Andruzzi got her first coaching job in her twenties at Wagner College in Staten Island and quickly moved to East Carolina University, where she coached from 1978 until 1984. At that time, she grew restless to try another career that was still sports-connected, but which incorporated marketing and business. Over the next decade, she worked as a marketing director at Domino’s Pizza, building a $3 million franchise in New Jersey, and easily slipped into the media end of sports at the same time, doing commentary, production and promotions. She created and co-produced the first television special devoted to the National Collegiate Athletic Association (NCAA) women’s basketball tournament in 1996, bringing in Domino’s Pizza as one of the show’s sponsors. That same year, Andruzzi started her own basketball school, the Druzz School, and in 1997 she landed a position as general manager of the Philadelphia Rage of the now-defunct American Basketball League. The following year she became executive director of the NCAA Women’s Final Four, managing a $2 million budget and creating community outreach programs to promote women’s basketball.
“Even when I was marketing, I knew I wanted to help grow the sport,” she said.
Andruzzi’s management skills and talent eventually drew the attention of universities looking to recruit players and hire a coach. Hungry to get back to coaching, she took a job at Rutgers University as assistant coach of the women’s team, and moved to Seton Hall University a year later.
“All the experience that I had running a corporation transferred naturally to coaching,” she said. “In today’s athletic world, it’s all about recruiting, which requires business savvy. Then it is about coaching. Players often underestimate their ability to raise themselves to a totally different level. Those who work at player development—ball handling, shooting, defense skill—are going to flourish.”
An integral part of Andruzzi’s mission at Fordham is to “brand” the women’s team—a mission that she believes in and feels confident in implementing, since she was a basketball player herself.
“Fordham University offers an outstanding academic institution in a top-notch athletic conference (the A-10), in the greatest city in the world,” she said. “My commitment is to impress women’s basketball on the student athlete who is looking for those three things, and make Fordham her destination.”
In addition to helping her team find the limelight, Andruzzi has seen some of it herself. In 2004, she was inducted into the New York City Hall of Fame as a member of the Queen’s College team, the first women’s team to be included.

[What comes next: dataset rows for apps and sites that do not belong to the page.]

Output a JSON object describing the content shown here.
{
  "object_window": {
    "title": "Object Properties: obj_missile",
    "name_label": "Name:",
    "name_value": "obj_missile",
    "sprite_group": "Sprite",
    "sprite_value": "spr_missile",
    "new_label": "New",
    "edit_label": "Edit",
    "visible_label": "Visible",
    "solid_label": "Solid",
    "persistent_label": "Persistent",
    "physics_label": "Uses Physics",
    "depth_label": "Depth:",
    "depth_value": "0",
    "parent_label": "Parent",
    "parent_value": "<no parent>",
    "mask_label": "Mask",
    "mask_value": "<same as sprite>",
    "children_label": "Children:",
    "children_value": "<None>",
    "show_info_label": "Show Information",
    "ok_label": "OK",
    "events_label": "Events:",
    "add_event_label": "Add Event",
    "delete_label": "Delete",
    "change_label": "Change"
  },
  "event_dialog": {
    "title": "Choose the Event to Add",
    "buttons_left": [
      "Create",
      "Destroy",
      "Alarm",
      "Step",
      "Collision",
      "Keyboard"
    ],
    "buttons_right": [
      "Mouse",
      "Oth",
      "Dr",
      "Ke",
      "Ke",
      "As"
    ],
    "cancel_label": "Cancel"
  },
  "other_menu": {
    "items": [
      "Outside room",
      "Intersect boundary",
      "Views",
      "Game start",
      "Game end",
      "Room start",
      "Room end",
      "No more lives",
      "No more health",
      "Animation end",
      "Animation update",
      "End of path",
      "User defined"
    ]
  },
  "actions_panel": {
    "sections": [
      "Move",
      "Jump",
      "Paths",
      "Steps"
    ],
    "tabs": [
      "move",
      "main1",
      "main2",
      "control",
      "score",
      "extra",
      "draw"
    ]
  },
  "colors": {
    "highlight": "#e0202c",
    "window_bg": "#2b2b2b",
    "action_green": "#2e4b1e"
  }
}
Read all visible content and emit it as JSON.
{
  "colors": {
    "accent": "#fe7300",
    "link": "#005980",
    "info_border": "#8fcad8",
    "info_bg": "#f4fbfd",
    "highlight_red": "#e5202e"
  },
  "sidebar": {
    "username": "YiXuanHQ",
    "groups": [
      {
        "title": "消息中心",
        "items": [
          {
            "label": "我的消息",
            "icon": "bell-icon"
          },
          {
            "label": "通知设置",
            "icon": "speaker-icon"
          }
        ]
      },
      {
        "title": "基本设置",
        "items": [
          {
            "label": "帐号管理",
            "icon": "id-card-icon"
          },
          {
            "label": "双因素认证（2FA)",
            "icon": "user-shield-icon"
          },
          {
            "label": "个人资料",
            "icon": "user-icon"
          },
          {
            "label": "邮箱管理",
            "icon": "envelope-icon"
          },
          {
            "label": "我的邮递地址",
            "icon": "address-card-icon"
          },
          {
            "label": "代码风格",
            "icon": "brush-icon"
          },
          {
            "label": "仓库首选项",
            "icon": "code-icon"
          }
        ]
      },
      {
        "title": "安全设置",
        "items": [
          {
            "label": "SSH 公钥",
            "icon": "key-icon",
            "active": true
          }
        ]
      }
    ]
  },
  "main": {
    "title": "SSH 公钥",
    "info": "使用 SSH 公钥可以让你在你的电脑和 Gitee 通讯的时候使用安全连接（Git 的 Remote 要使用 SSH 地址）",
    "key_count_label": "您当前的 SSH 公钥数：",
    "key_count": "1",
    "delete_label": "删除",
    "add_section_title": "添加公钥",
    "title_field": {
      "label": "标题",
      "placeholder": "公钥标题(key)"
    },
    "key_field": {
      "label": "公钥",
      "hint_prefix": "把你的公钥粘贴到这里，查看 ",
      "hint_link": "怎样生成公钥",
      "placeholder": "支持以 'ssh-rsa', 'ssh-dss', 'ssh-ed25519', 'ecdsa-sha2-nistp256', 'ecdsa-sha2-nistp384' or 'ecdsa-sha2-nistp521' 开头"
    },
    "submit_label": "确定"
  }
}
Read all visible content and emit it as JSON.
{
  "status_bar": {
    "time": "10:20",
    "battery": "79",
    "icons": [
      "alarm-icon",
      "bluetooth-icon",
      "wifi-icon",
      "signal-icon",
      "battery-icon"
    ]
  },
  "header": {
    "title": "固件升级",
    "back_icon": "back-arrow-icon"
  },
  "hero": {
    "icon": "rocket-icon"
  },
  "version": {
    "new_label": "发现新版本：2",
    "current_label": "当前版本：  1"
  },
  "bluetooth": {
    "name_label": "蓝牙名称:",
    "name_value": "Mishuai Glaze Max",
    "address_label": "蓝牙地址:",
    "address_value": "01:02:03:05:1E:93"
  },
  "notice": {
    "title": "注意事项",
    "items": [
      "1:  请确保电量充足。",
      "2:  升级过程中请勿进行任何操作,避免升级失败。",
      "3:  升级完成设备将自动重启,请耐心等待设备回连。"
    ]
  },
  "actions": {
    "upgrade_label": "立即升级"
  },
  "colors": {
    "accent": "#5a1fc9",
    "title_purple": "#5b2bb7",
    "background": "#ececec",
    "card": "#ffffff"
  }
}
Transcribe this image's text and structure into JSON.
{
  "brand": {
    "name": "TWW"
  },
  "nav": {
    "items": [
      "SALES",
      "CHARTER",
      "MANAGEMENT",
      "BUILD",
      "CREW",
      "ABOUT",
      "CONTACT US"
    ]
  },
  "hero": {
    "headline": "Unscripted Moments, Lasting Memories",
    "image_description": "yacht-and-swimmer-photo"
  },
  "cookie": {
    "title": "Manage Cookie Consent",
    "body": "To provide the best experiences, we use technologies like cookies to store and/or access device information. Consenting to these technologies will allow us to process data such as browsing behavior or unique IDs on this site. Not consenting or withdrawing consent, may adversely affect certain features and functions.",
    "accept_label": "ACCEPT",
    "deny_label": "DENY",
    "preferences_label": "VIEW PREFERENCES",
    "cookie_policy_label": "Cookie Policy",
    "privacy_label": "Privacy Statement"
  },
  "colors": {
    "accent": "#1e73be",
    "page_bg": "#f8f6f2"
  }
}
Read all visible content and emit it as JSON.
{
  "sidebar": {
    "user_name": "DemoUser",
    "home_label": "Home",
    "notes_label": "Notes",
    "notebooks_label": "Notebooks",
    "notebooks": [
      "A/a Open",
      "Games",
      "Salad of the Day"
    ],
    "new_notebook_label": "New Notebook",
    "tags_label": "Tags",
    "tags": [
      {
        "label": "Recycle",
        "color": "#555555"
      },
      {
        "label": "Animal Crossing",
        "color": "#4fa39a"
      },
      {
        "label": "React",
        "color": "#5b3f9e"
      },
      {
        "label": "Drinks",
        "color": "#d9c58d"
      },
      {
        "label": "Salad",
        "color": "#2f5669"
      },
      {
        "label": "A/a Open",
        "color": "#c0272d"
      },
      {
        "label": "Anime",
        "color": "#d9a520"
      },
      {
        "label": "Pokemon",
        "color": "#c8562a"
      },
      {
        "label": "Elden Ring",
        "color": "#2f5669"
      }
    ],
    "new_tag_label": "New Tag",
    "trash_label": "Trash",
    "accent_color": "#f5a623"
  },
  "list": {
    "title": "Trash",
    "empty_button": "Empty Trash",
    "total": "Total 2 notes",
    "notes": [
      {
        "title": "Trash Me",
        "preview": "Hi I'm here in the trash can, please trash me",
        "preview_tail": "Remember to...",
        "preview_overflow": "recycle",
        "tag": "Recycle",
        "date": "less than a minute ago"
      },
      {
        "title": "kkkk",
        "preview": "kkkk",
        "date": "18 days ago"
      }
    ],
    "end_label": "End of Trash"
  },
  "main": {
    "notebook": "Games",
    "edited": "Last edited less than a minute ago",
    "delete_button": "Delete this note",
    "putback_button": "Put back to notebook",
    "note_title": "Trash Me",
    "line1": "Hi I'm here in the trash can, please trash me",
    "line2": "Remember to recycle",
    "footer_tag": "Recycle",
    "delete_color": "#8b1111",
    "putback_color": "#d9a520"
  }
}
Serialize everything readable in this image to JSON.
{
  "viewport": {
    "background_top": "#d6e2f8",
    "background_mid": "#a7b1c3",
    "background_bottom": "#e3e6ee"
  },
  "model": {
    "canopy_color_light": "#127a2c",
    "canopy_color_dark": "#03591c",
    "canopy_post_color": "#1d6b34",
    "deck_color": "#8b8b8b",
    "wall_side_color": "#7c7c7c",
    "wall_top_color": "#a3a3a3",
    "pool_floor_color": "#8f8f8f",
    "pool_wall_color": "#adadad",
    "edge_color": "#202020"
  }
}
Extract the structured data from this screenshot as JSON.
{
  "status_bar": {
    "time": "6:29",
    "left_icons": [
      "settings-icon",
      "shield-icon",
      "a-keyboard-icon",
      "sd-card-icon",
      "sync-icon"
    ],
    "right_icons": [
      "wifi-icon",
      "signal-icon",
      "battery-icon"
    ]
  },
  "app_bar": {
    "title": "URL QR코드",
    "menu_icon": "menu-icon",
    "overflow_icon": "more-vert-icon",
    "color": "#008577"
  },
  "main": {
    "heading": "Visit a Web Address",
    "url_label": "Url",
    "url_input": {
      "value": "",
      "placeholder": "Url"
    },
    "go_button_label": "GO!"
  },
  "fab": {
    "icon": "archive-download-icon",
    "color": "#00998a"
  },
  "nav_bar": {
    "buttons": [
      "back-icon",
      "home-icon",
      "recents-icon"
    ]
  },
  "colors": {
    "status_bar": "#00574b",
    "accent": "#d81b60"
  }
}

“I had wonderful teammates that till this day continue to get together,” she said. “We were the essence of team!”
– Janet Sassi